EXERCISE PROMPT: Copy each line below in which the word "retained" occurs.

INPUT DATA:

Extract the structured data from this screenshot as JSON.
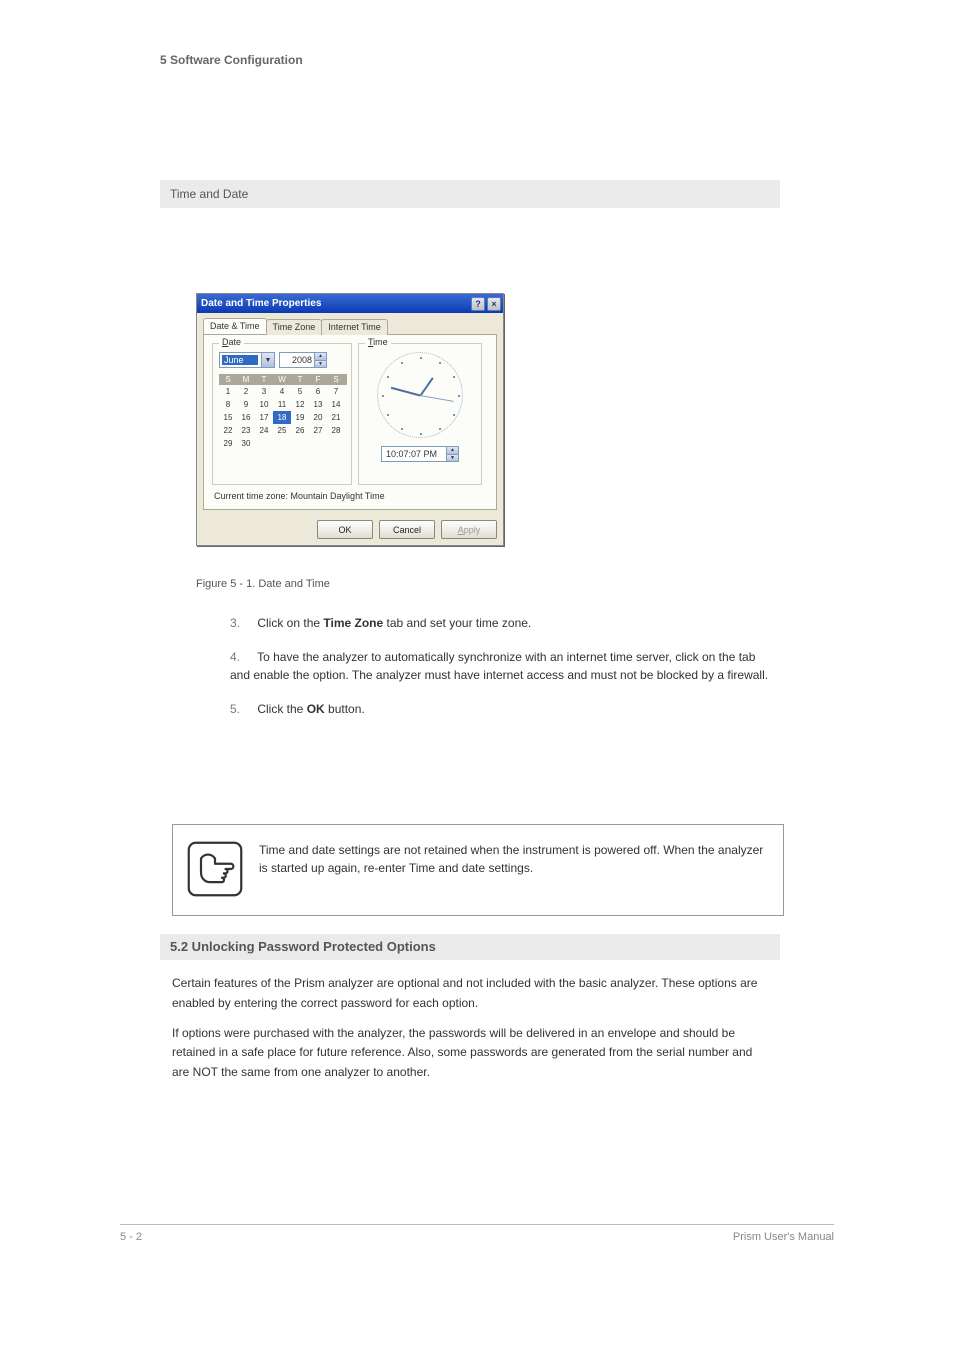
{
  "header": {
    "title": "5 Software Configuration"
  },
  "banner": "Time and Date",
  "dialog": {
    "title": "Date and Time Properties",
    "help_glyph": "?",
    "close_glyph": "×",
    "tabs": [
      "Date & Time",
      "Time Zone",
      "Internet Time"
    ],
    "date": {
      "legend": "Date",
      "month": "June",
      "year": "2008",
      "weekdays": [
        "S",
        "M",
        "T",
        "W",
        "T",
        "F",
        "S"
      ],
      "days": [
        "1",
        "2",
        "3",
        "4",
        "5",
        "6",
        "7",
        "8",
        "9",
        "10",
        "11",
        "12",
        "13",
        "14",
        "15",
        "16",
        "17",
        "18",
        "19",
        "20",
        "21",
        "22",
        "23",
        "24",
        "25",
        "26",
        "27",
        "28",
        "29",
        "30"
      ],
      "selected_day": "18"
    },
    "time": {
      "legend": "Time",
      "value": "10:07:07 PM"
    },
    "tz_line": "Current time zone:  Mountain Daylight Time",
    "buttons": {
      "ok": "OK",
      "cancel": "Cancel",
      "apply": "Apply"
    }
  },
  "figure_caption": "Figure 5 - 1.  Date and Time",
  "steps": {
    "s3": {
      "num": "3.",
      "a": "Click on the ",
      "b": "Time Zone",
      "c": " tab and set your time zone."
    },
    "s4": {
      "num": "4.",
      "text": "To have the analyzer to automatically synchronize with an internet time server, click on the tab and enable the option. The analyzer must have internet access and must not be blocked by a firewall."
    },
    "s5": {
      "num": "5.",
      "a": "Click the ",
      "b": "OK",
      "c": " button."
    }
  },
  "note": "Time and date settings are not retained when the instrument is powered off. When the analyzer is started up again, re-enter Time and date settings.",
  "section": {
    "title": "5.2   Unlocking Password Protected Options",
    "p1": "Certain features of the Prism analyzer are optional and not included with the basic analyzer. These options are enabled by entering the correct password for each option.",
    "p2": "If options were purchased with the analyzer, the passwords will be delivered in an envelope and should be retained in a safe place for future reference. Also, some passwords are generated from the serial number and are NOT the same from one analyzer to another."
  },
  "footer": {
    "left": "5 - 2",
    "right": "Prism User's Manual"
  },
  "icons": {
    "dropdown": "▼",
    "up": "▲",
    "down": "▼"
  }
}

ANSWER BELOW:
  "note": "Time and date settings are not retained when the instrument is powered off. When the analyzer is started up again, re-enter Time and date settings.",
    "p2": "If options were purchased with the analyzer, the passwords will be delivered in an envelope and should be retained in a safe place for future reference. Also, some passwords are generated from the serial number and are NOT the same from one analyzer to another."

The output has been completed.